If one could be confident that carbon-intensive industries would deliver low returns, then standard portfolio optimization would naturally lead to a low weight to the energy sector. The conundrum for fiduciaries is the possibility that categories which are being avoided for ESG reasons will (because of the avoidance) become high expected return categories, leading to a potential conflict between the goal of maximizing risk-adjusted returns and the goal of advancing ESG interests. This is an area of ongoing debate, with some research suggesting better ESG practices lead to higher risk adjusted returns, on average, and other research saying the opposite. These conflicting research results indicate the difficulty of being confident when one applies ESG-related shifts to return or risk assumptions utilized in Strategic Asset Allocation.
ESG Index Funds
Implementation of ESG considerations via index funds looks like a step in the right direction for those (like us) who believe that application of ESG tilts at the SAA level lacks a strong foundation in research evidence. The ESG evaluators whose ratings inform these index funds, including Sustainalytics, MSCI and S&P/RobecoSAM, deserve a great deal of credit. Their efforts have been instrumental in raising the priority of ESG concerns among corporate boards and investors. However, there are shortcomings in the index investment strategies which rely on these ratings alone.
One drawback in applying the ESG ratings is comparability. The rating providers use different criteria with different weights, which can result in a corporation scoring well with one system and poorly on another. For instance, Apple Computer currently has a favourable “Low Risk” ESG rating from Sustainalytics and a top-notch governance rating from ISS, and yet a low BBB rating from MSCI and a quite unfavourable rating from S&P/RobecoSAM. An OECD survey of different ESG rating providers found an average R-squared of only about 0.20 for predicting the ESG ratings from one provider using the ratings of another, where an R-squared of 1.0 would mean the ratings from different providers were perfectly in alignment.
Furthermore, only the large companies have ESG ratings, and these large companies also have more resources to manage their ESG profile and outcomes. The chart to the right shows the average ESG scores for the S&P 500 organized by market cap, using Bloomberg’s reporting of the ESG rankings from Sustainalytics and S&P/RobecoSAM. The companies in the top 100 by equity market capitalization have much more favourable ESG scores than the bottom 100. This is in part due to the prevalence of technology stocks (which have higher ESG scores, on average) among the largest companies. In general, reliance on these ESG ratings providers will tend to bias investments towards the larger capitalization companies.

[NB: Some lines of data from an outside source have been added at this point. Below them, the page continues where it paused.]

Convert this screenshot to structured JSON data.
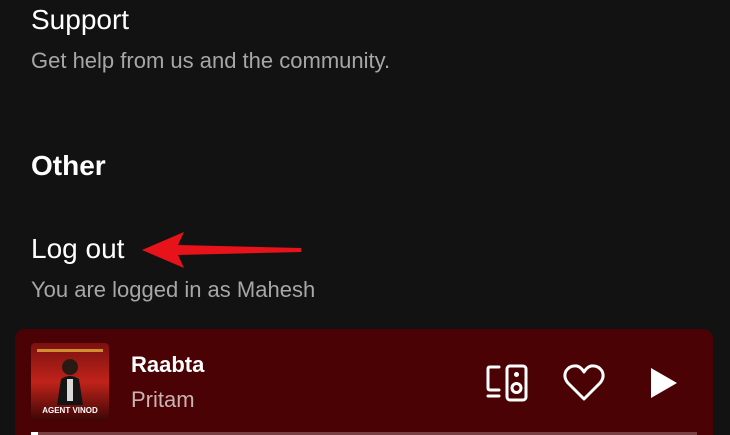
{
  "settings": {
    "support": {
      "title": "Support",
      "subtitle": "Get help from us and the community."
    },
    "other": {
      "heading": "Other"
    },
    "logout": {
      "title": "Log out",
      "subtitle": "You are logged in as Mahesh"
    }
  },
  "annotation": {
    "arrow_color": "#e8121a"
  },
  "now_playing": {
    "title": "Raabta",
    "artist": "Pritam",
    "album_art_text": "AGENT VINOD",
    "background_color": "#4a0205",
    "progress_fraction": 0.01,
    "icons": [
      "devices-icon",
      "heart-icon",
      "play-icon"
    ]
  }
}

In addition to the large-cap bias, ESG index funds tend to imbed sector biases. For instance, the FTSE USA All Cap Choice Index has about a 5% combined overweight to Information Technology and Health Care, with a matching 5% underweight to Energy and Industrials. Those have been fortuitous tilts, particularly in 2020, and in general ESG-related funds have had better performance than the capitalization-weighted indices in recent years due to the huge gap between the performance of tech stocks versus energy stocks, as well as the outperformance of large cap vs. small cap stocks. Yet it is unclear (and likely impossible to determine accurately) how much of the recent performance edge of ESG-oriented equity index funds can be attributed to the tilt towards better ESG practices, rather than to other factors. Of course, it is also unclear whether the bias towards large cap tech will continue to reward investors in these ESG index funds going forward, given the currently elevated valuations of that group of companies.